● DATA SHOWN:
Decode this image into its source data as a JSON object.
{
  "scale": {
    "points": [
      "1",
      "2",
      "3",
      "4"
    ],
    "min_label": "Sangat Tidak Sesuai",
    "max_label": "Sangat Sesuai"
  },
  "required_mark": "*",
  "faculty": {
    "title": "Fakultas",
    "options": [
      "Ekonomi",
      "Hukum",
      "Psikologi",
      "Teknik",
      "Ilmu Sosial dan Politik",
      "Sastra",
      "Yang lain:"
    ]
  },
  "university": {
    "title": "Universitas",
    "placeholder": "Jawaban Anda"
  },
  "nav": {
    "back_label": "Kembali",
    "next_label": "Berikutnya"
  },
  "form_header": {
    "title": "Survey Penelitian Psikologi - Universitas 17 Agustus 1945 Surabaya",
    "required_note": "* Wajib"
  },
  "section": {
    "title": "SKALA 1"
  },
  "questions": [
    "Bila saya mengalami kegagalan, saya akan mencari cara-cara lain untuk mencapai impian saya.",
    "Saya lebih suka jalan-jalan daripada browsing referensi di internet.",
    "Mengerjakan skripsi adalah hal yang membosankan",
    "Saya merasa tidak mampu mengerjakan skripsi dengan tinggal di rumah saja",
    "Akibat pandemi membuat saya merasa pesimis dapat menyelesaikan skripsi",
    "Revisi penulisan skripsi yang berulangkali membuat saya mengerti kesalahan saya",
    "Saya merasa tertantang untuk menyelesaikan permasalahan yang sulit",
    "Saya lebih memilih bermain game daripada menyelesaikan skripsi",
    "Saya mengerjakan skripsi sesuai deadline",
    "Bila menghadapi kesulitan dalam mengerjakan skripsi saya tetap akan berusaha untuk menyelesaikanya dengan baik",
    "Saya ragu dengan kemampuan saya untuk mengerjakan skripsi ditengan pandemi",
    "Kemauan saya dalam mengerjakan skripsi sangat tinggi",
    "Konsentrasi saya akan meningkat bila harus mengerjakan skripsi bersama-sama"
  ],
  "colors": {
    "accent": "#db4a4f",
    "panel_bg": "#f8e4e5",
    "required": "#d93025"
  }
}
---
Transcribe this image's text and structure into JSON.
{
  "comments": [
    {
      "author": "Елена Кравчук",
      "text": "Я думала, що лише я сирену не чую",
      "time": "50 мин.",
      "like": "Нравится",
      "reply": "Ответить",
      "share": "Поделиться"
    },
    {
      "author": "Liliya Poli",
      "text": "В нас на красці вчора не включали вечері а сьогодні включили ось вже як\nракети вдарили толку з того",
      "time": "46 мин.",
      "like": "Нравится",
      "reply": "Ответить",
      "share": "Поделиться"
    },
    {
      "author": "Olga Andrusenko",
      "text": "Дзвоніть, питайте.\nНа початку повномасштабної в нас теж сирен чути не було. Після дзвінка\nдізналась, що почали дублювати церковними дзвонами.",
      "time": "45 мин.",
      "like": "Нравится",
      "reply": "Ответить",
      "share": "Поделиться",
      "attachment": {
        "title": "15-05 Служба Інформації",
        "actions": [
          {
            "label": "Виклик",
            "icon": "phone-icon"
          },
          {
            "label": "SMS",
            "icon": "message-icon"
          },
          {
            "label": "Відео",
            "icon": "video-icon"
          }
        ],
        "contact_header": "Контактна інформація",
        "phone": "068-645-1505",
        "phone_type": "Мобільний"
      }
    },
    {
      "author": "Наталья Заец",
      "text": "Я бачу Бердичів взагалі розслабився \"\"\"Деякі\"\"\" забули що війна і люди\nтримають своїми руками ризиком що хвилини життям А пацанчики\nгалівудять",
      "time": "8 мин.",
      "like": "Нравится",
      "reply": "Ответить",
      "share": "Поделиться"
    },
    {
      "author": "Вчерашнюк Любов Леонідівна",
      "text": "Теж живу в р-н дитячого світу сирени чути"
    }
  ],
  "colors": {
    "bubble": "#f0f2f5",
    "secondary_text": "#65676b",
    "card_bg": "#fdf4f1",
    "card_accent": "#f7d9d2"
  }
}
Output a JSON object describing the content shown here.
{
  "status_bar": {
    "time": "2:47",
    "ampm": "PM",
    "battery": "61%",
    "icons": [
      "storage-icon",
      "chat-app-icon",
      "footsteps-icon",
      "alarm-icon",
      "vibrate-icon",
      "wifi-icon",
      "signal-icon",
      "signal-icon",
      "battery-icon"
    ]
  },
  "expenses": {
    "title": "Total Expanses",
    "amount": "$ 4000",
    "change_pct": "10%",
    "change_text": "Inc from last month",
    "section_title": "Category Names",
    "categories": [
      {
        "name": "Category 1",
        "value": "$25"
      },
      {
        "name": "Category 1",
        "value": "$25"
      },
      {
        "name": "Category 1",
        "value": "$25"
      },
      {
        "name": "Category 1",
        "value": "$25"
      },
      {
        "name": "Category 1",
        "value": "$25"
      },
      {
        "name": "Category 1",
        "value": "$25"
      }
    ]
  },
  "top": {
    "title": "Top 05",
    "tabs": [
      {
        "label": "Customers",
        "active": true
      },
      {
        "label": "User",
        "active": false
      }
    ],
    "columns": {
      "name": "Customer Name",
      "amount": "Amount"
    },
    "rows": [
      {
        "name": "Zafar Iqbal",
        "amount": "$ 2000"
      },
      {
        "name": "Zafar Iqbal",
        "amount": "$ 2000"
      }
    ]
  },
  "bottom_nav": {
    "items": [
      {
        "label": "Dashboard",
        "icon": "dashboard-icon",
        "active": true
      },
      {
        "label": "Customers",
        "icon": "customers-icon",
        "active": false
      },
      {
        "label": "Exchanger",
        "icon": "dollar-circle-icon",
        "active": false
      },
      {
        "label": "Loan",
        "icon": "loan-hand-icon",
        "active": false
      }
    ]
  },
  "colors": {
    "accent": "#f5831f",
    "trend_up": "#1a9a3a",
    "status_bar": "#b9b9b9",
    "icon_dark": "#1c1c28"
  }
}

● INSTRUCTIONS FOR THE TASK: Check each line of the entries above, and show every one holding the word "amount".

● ANSWER BELOW:
    "amount": "$ 4000",
      "amount": "Amount"
        "amount": "$ 2000"
        "amount": "$ 2000"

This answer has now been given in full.